## Exercise prompt
What is needed is an exact copy of every record below.

........

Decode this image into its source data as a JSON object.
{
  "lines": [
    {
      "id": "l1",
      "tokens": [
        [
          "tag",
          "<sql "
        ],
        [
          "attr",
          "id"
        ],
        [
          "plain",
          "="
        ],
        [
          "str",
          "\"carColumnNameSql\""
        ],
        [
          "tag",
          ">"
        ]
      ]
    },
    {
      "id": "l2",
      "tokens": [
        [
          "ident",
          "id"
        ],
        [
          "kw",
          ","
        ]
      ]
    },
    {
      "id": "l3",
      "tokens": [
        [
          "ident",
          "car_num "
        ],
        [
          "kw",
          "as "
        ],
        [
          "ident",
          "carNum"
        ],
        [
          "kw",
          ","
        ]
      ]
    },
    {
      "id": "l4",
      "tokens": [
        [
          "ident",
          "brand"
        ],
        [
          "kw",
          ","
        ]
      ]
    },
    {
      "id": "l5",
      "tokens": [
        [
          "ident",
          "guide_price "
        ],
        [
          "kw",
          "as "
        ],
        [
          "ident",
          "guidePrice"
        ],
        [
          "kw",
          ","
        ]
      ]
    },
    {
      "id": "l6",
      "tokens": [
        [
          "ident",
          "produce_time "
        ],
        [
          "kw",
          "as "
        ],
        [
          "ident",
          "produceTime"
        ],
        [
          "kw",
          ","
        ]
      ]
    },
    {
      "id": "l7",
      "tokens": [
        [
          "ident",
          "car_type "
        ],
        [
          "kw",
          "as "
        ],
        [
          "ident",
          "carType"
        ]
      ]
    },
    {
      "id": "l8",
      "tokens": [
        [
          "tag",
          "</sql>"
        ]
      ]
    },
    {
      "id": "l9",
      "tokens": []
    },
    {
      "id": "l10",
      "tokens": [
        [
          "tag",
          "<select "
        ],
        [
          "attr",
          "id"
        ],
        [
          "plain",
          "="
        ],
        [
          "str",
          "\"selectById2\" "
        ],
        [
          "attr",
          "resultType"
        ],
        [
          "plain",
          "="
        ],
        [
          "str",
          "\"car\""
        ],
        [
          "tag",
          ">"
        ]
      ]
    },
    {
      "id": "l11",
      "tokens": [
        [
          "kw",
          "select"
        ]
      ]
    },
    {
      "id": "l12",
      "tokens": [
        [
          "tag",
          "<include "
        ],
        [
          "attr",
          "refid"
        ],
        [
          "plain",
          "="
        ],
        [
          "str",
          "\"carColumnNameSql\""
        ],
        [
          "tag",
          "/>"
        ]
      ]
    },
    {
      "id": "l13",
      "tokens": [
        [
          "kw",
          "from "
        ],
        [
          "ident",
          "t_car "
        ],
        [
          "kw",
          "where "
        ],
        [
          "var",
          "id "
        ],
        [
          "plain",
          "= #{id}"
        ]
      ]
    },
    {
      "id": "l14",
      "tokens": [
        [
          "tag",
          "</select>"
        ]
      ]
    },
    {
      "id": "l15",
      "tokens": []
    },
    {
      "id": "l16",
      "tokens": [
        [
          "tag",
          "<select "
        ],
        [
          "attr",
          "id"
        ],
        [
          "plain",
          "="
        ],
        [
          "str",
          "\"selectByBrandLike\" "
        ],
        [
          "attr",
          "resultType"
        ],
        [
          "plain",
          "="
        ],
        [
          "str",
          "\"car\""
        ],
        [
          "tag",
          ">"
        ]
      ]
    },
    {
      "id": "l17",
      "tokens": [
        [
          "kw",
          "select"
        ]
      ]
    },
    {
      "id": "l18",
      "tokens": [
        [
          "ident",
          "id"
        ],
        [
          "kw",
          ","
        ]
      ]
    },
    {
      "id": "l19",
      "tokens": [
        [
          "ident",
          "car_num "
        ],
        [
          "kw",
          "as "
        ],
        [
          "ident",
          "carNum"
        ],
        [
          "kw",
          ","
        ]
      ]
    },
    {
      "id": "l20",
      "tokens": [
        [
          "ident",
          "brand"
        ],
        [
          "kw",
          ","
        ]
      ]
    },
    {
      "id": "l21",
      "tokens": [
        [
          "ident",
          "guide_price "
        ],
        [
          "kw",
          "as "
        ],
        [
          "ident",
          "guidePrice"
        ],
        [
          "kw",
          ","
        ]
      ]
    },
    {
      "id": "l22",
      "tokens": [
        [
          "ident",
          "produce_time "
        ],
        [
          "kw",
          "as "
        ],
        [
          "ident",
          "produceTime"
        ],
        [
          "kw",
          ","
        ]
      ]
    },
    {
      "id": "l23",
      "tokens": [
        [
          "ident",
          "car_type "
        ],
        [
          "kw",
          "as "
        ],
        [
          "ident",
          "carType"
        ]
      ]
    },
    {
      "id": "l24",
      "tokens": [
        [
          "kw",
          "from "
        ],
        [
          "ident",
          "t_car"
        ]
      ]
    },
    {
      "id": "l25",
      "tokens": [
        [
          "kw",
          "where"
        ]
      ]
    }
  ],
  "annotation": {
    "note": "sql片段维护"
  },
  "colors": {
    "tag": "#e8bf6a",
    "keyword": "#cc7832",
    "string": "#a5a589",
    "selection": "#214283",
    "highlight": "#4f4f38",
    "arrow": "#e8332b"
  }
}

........

## Exercise answer
Decode this image into its source data as a JSON object.
{
  "lines": [
    {
      "id": "l1",
      "tokens": [
        [
          "tag",
          "<sql "
        ],
        [
          "attr",
          "id"
        ],
        [
          "plain",
          "="
        ],
        [
          "str",
          "\"carColumnNameSql\""
        ],
        [
          "tag",
          ">"
        ]
      ]
    },
    {
      "id": "l2",
      "tokens": [
        [
          "ident",
          "id"
        ],
        [
          "kw",
          ","
        ]
      ]
    },
    {
      "id": "l3",
      "tokens": [
        [
          "ident",
          "car_num "
        ],
        [
          "kw",
          "as "
        ],
        [
          "ident",
          "carNum"
        ],
        [
          "kw",
          ","
        ]
      ]
    },
    {
      "id": "l4",
      "tokens": [
        [
          "ident",
          "brand"
        ],
        [
          "kw",
          ","
        ]
      ]
    },
    {
      "id": "l5",
      "tokens": [
        [
          "ident",
          "guide_price "
        ],
        [
          "kw",
          "as "
        ],
        [
          "ident",
          "guidePrice"
        ],
        [
          "kw",
          ","
        ]
      ]
    },
    {
      "id": "l6",
      "tokens": [
        [
          "ident",
          "produce_time "
        ],
        [
          "kw",
          "as "
        ],
        [
          "ident",
          "produceTime"
        ],
        [
          "kw",
          ","
        ]
      ]
    },
    {
      "id": "l7",
      "tokens": [
        [
          "ident",
          "car_type "
        ],
        [
          "kw",
          "as "
        ],
        [
          "ident",
          "carType"
        ]
      ]
    },
    {
      "id": "l8",
      "tokens": [
        [
          "tag",
          "</sql>"
        ]
      ]
    },
    {
      "id": "l9",
      "tokens": []
    },
    {
      "id": "l10",
      "tokens": [
        [
          "tag",
          "<select "
        ],
        [
          "attr",
          "id"
        ],
        [
          "plain",
          "="
        ],
        [
          "str",
          "\"selectById2\" "
        ],
        [
          "attr",
          "resultType"
        ],
        [
          "plain",
          "="
        ],
        [
          "str",
          "\"car\""
        ],
        [
          "tag",
          ">"
        ]
      ]
    },
    {
      "id": "l11",
      "tokens": [
        [
          "kw",
          "select"
        ]
      ]
    },
    {
      "id": "l12",
      "tokens": [
        [
          "tag",
          "<include "
        ],
        [
          "attr",
          "refid"
        ],
        [
          "plain",
          "="
        ],
        [
          "str",
          "\"carColumnNameSql\""
        ],
        [
          "tag",
          "/>"
        ]
      ]
    },
    {
      "id": "l13",
      "tokens": [
        [
          "kw",
          "from "
        ],
        [
          "ident",
          "t_car "
        ],
        [
          "kw",
          "where "
        ],
        [
          "var",
          "id "
        ],
        [
          "plain",
          "= #{id}"
        ]
      ]
    },
    {
      "id": "l14",
      "tokens": [
        [
          "tag",
          "</select>"
        ]
      ]
    },
    {
      "id": "l15",
      "tokens": []
    },
    {
      "id": "l16",
      "tokens": [
        [
          "tag",
          "<select "
        ],
        [
          "attr",
          "id"
        ],
        [
          "plain",
          "="
        ],
        [
          "str",
          "\"selectByBrandLike\" "
        ],
        [
          "attr",
          "resultType"
        ],
        [
          "plain",
          "="
        ],
        [
          "str",
          "\"car\""
        ],
        [
          "tag",
          ">"
        ]
      ]
    },
    {
      "id": "l17",
      "tokens": [
        [
          "kw",
          "select"
        ]
      ]
    },
    {
      "id": "l18",
      "tokens": [
        [
          "ident",
          "id"
        ],
        [
          "kw",
          ","
        ]
      ]
    },
    {
      "id": "l19",
      "tokens": [
        [
          "ident",
          "car_num "
        ],
        [
          "kw",
          "as "
        ],
        [
          "ident",
          "carNum"
        ],
        [
          "kw",
          ","
        ]
      ]
    },
    {
      "id": "l20",
      "tokens": [
        [
          "ident",
          "brand"
        ],
        [
          "kw",
          ","
        ]
      ]
    },
    {
      "id": "l21",
      "tokens": [
        [
          "ident",
          "guide_price "
        ],
        [
          "kw",
          "as "
        ],
        [
          "ident",
          "guidePrice"
        ],
        [
          "kw",
          ","
        ]
      ]
    },
    {
      "id": "l22",
      "tokens": [
        [
          "ident",
          "produce_time "
        ],
        [
          "kw",
          "as "
        ],
        [
          "ident",
          "produceTime"
        ],
        [
          "kw",
          ","
        ]
      ]
    },
    {
      "id": "l23",
      "tokens": [
        [
          "ident",
          "car_type "
        ],
        [
          "kw",
          "as "
        ],
        [
          "ident",
          "carType"
        ]
      ]
    },
    {
      "id": "l24",
      "tokens": [
        [
          "kw",
          "from "
        ],
        [
          "ident",
          "t_car"
        ]
      ]
    },
    {
      "id": "l25",
      "tokens": [
        [
          "kw",
          "where"
        ]
      ]
    }
  ],
  "annotation": {
    "note": "sql片段维护"
  },
  "colors": {
    "tag": "#e8bf6a",
    "keyword": "#cc7832",
    "string": "#a5a589",
    "selection": "#214283",
    "highlight": "#4f4f38",
    "arrow": "#e8332b"
  }
}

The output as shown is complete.